▸ **INFORMATION SHOWN**
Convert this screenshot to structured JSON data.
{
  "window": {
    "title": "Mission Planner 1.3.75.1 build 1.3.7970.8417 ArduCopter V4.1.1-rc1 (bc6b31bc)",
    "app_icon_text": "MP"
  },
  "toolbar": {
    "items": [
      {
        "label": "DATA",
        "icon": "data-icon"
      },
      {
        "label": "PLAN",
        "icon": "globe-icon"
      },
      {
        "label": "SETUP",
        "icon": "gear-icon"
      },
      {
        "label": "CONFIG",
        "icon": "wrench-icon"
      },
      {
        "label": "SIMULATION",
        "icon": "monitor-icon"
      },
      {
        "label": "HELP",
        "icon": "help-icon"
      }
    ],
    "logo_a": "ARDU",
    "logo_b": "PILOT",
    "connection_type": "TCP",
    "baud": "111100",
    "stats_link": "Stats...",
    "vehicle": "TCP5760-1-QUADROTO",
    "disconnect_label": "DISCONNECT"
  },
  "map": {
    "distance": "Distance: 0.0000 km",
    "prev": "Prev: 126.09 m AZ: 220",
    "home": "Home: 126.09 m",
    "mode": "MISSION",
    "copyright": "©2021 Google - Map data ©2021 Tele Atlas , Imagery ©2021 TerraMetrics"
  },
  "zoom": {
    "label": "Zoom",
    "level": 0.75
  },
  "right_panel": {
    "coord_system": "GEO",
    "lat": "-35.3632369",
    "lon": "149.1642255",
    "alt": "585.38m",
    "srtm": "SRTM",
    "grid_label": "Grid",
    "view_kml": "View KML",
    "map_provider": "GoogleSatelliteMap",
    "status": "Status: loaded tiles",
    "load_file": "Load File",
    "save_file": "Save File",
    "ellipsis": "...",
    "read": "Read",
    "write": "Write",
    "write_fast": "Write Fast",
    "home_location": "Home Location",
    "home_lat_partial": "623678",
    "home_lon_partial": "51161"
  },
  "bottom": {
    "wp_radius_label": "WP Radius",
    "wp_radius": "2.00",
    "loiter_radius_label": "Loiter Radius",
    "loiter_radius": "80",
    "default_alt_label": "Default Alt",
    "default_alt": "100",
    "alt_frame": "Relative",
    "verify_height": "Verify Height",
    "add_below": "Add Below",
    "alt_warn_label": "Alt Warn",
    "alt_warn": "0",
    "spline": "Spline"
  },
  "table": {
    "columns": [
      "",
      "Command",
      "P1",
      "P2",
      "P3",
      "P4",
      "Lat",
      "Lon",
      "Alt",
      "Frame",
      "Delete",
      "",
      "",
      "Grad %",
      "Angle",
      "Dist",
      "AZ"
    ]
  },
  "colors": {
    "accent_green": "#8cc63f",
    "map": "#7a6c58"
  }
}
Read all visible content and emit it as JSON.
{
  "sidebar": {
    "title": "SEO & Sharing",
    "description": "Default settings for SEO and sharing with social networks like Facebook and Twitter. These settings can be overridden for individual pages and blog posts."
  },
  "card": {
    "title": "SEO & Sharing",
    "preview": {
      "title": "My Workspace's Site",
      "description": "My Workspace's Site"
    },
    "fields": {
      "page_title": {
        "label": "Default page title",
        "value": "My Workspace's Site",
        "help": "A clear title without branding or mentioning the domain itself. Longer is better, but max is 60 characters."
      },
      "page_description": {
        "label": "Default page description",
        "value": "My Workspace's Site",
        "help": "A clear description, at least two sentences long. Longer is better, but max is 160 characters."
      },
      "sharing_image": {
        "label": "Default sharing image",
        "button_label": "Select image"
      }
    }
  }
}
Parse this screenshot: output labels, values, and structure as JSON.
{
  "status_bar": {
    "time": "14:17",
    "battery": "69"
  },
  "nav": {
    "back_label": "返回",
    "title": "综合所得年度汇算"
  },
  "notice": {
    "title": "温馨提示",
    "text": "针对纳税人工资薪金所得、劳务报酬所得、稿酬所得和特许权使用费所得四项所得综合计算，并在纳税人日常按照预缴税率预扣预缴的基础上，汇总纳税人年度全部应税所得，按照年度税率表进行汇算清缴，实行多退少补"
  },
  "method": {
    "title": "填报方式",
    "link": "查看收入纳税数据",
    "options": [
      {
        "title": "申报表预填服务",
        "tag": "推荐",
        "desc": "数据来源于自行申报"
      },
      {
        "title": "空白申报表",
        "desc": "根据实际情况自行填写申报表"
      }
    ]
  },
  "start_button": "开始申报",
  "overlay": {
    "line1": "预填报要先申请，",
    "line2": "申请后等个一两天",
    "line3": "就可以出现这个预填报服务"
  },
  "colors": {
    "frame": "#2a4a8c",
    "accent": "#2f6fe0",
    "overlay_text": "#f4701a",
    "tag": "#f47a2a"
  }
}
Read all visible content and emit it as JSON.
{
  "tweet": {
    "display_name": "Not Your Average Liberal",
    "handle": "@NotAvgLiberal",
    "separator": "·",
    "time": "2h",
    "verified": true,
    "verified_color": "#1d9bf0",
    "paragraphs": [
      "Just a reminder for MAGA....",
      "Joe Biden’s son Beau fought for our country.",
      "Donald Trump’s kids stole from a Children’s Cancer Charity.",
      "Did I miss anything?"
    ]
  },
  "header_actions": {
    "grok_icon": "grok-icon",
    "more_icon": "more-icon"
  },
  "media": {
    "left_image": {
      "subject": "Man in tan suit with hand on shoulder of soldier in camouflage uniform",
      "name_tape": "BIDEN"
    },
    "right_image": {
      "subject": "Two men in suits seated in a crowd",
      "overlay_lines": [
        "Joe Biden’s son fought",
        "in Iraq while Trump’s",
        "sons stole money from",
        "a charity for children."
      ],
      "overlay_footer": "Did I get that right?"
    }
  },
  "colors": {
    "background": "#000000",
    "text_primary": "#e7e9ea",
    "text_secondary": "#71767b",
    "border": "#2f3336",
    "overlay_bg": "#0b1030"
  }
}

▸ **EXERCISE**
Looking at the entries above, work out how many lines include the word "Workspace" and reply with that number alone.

▸ **TASK RESPONSE**
4